The emergence of social media as a driving force in modern society has brought it to the forefront of legal discussion in all areas of law. Fields of study such as evidence, ethics, and constitutional law are all currently wrestling with how social media ought to be handled. In particular, courts have attempted to determine whether service of process (or simply “service”) should be satisfied by the use of communication through social media. Since 1950, courts have relied upon the same test, regardless of the method used, to determine the sufficiency of service: the Mullane test. Mullane as currently applied, however, does not sufficiently scrutinize service via social media in a manner conducive to understanding the peculiarities of this method of communication. This Comment will not attempt to determine whether the use of social media to effect service of process is constitutional. Rather, it will show how the current application of the Mullane standard leads courts to categorically accept or reject service as effected, and, therefore, a new test ought to be adopted to measure the individual social media communication method used to attempt service. This test ought to be utilized to determine whether a particular use of a specific social media platform has fulfilled the constitutional requirements for service, vis-à-vis Mullane.
This Comment will begin by examining the standard for sufficient service of process established by the Supreme Court in Mullane, followed by the cases expanding that decision; in particular Greene v. Lindsey, Mennonite Board of Missions v. Adams, and Jones v. Flowers. This Comment will also survey the technological advancements that have affected courts’ determinations regarding service. It will then observe how foreign courts have treated issues of electronic service, as well as review the development of this issue in the United States. Finally, this Comment will scrutinize current methods of service, propose a new test that courts ought to use to determine the sufficiency of service effected via social media, and compare the test’s advantages to the current test.
Finke, Christopher M.
"Friends, Followers, Connections, Lend Me Your Ears: A New Test for Determining the Sufficiency of Service of Process Via Social Media,"
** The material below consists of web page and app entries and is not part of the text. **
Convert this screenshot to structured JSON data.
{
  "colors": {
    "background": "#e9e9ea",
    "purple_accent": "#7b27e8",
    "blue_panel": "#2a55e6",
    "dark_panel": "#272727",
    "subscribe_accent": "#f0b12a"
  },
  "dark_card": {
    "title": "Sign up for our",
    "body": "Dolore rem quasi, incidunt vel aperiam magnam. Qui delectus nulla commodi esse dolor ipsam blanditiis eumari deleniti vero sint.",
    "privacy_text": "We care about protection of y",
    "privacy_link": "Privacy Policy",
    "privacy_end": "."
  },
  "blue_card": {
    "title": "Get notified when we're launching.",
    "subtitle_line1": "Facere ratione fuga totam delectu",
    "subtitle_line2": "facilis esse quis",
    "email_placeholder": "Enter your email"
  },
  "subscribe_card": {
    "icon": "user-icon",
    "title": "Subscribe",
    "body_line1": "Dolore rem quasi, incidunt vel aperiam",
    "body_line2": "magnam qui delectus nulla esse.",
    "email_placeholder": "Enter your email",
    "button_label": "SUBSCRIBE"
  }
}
University of Baltimore Law Review: Vol. 46
, Article 5.
Available at: http://scholarworks.law.ubalt.edu/ublr/vol46/iss1/5